_WHAT THE TASK ASKS_
Copy out every line holding the string "Rotate" from the records below.

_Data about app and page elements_
Segment Open
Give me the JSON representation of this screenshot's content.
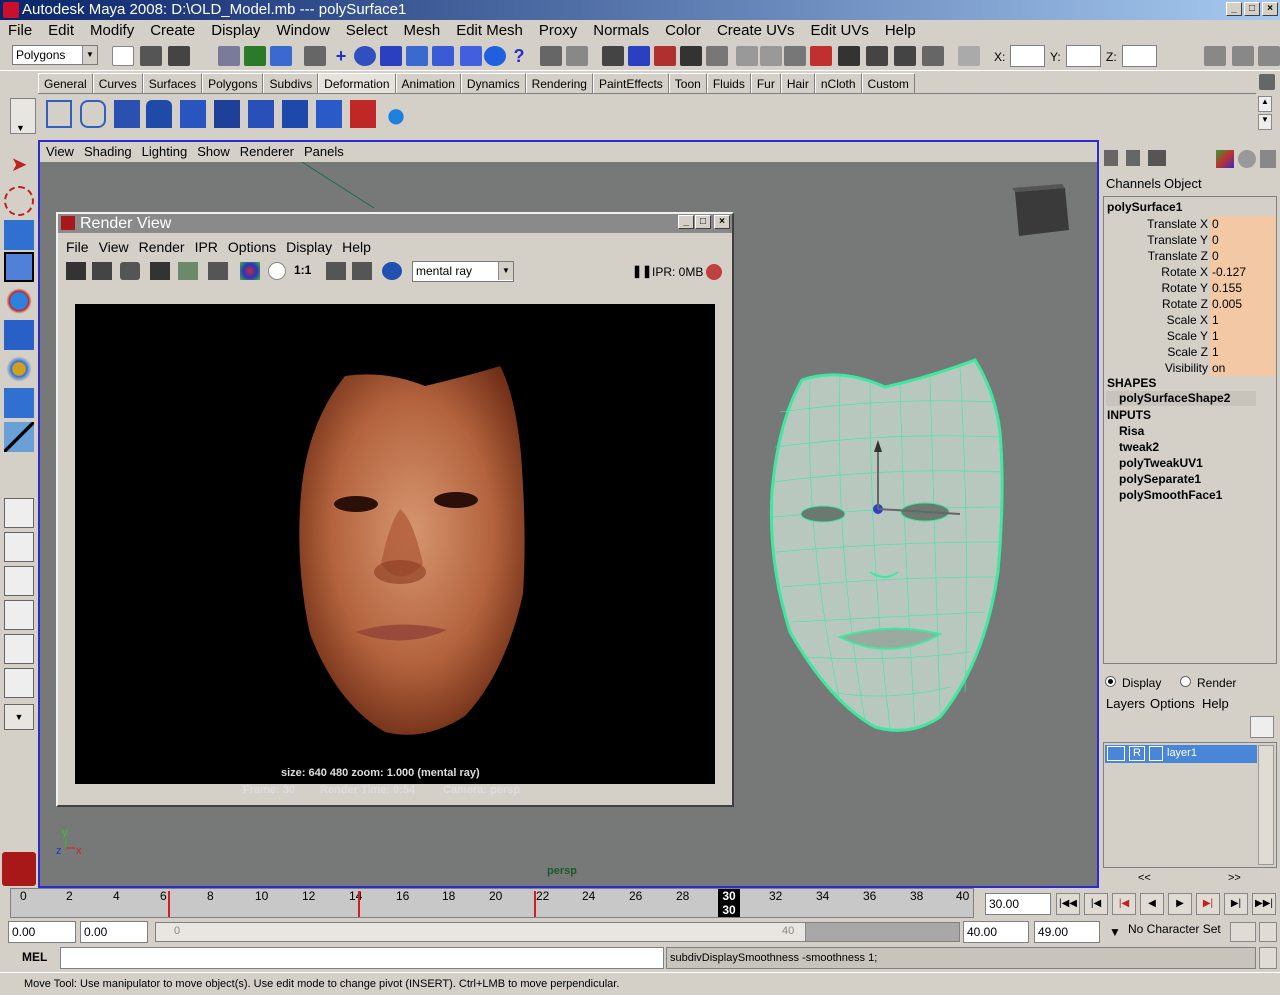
{
  "window": {
    "title": "Autodesk Maya 2008: D:\\OLD_Model.mb   ---   polySurface1"
  },
  "menubar": [
    "File",
    "Edit",
    "Modify",
    "Create",
    "Display",
    "Window",
    "Select",
    "Mesh",
    "Edit Mesh",
    "Proxy",
    "Normals",
    "Color",
    "Create UVs",
    "Edit UVs",
    "Help"
  ],
  "statusline": {
    "mode_selector": "Polygons",
    "x_label": "X:",
    "y_label": "Y:",
    "z_label": "Z:",
    "x_value": "",
    "y_value": "",
    "z_value": ""
  },
  "shelf_tabs": [
    "General",
    "Curves",
    "Surfaces",
    "Polygons",
    "Subdivs",
    "Deformation",
    "Animation",
    "Dynamics",
    "Rendering",
    "PaintEffects",
    "Toon",
    "Fluids",
    "Fur",
    "Hair",
    "nCloth",
    "Custom"
  ],
  "active_shelf_tab": "Deformation",
  "viewport": {
    "menu": [
      "View",
      "Shading",
      "Lighting",
      "Show",
      "Renderer",
      "Panels"
    ],
    "camera_label": "persp",
    "axis_y": "y",
    "axis_z": "z",
    "axis_x": "x"
  },
  "render_view": {
    "title": "Render View",
    "menu": [
      "File",
      "View",
      "Render",
      "IPR",
      "Options",
      "Display",
      "Help"
    ],
    "renderer": "mental ray",
    "ratio_label": "1:1",
    "ipr_status": "IPR: 0MB",
    "info_line1": "size:  640  480 zoom: 1.000        (mental ray)",
    "info_frame": "Frame: 30",
    "info_time": "Render Time: 0:54",
    "info_camera": "Camera: persp"
  },
  "channel_box": {
    "tabs": [
      "Channels",
      "Object"
    ],
    "object_name": "polySurface1",
    "attributes": [
      {
        "name": "Translate X",
        "value": "0"
      },
      {
        "name": "Translate Y",
        "value": "0"
      },
      {
        "name": "Translate Z",
        "value": "0"
      },
      {
        "name": "Rotate X",
        "value": "-0.127"
      },
      {
        "name": "Rotate Y",
        "value": "0.155"
      },
      {
        "name": "Rotate Z",
        "value": "0.005"
      },
      {
        "name": "Scale X",
        "value": "1"
      },
      {
        "name": "Scale Y",
        "value": "1"
      },
      {
        "name": "Scale Z",
        "value": "1"
      },
      {
        "name": "Visibility",
        "value": "on"
      }
    ],
    "shapes_header": "SHAPES",
    "shape_name": "polySurfaceShape2",
    "inputs_header": "INPUTS",
    "inputs": [
      "Risa",
      "tweak2",
      "polyTweakUV1",
      "polySeparate1",
      "polySmoothFace1"
    ]
  },
  "layer_editor": {
    "display_radio": "Display",
    "render_radio": "Render",
    "menu": [
      "Layers",
      "Options",
      "Help"
    ],
    "layer_vis": "",
    "layer_r": "R",
    "layer_name": "layer1",
    "scroll_left": "<<",
    "scroll_right": ">>"
  },
  "time_slider": {
    "ticks": [
      "0",
      "2",
      "4",
      "6",
      "8",
      "10",
      "12",
      "14",
      "16",
      "18",
      "20",
      "22",
      "24",
      "26",
      "28",
      "30",
      "32",
      "34",
      "36",
      "38",
      "40"
    ],
    "current_frame": "30",
    "current_time_field": "30.00"
  },
  "range_slider": {
    "start_time": "0.00",
    "playback_start": "0.00",
    "range_start_label": "0",
    "range_end_label": "40",
    "playback_end": "40.00",
    "end_time": "49.00",
    "character_set": "No Character Set"
  },
  "command_line": {
    "label": "MEL",
    "input": "",
    "result": "subdivDisplaySmoothness -smoothness 1;"
  },
  "help_line": "Move Tool: Use manipulator to move object(s). Use edit mode to change pivot (INSERT).  Ctrl+LMB to move perpendicular."
}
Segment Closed
_OUTPUT OF THE EXERCISE_
        "name": "Rotate X",
        "name": "Rotate Y",
        "name": "Rotate Z",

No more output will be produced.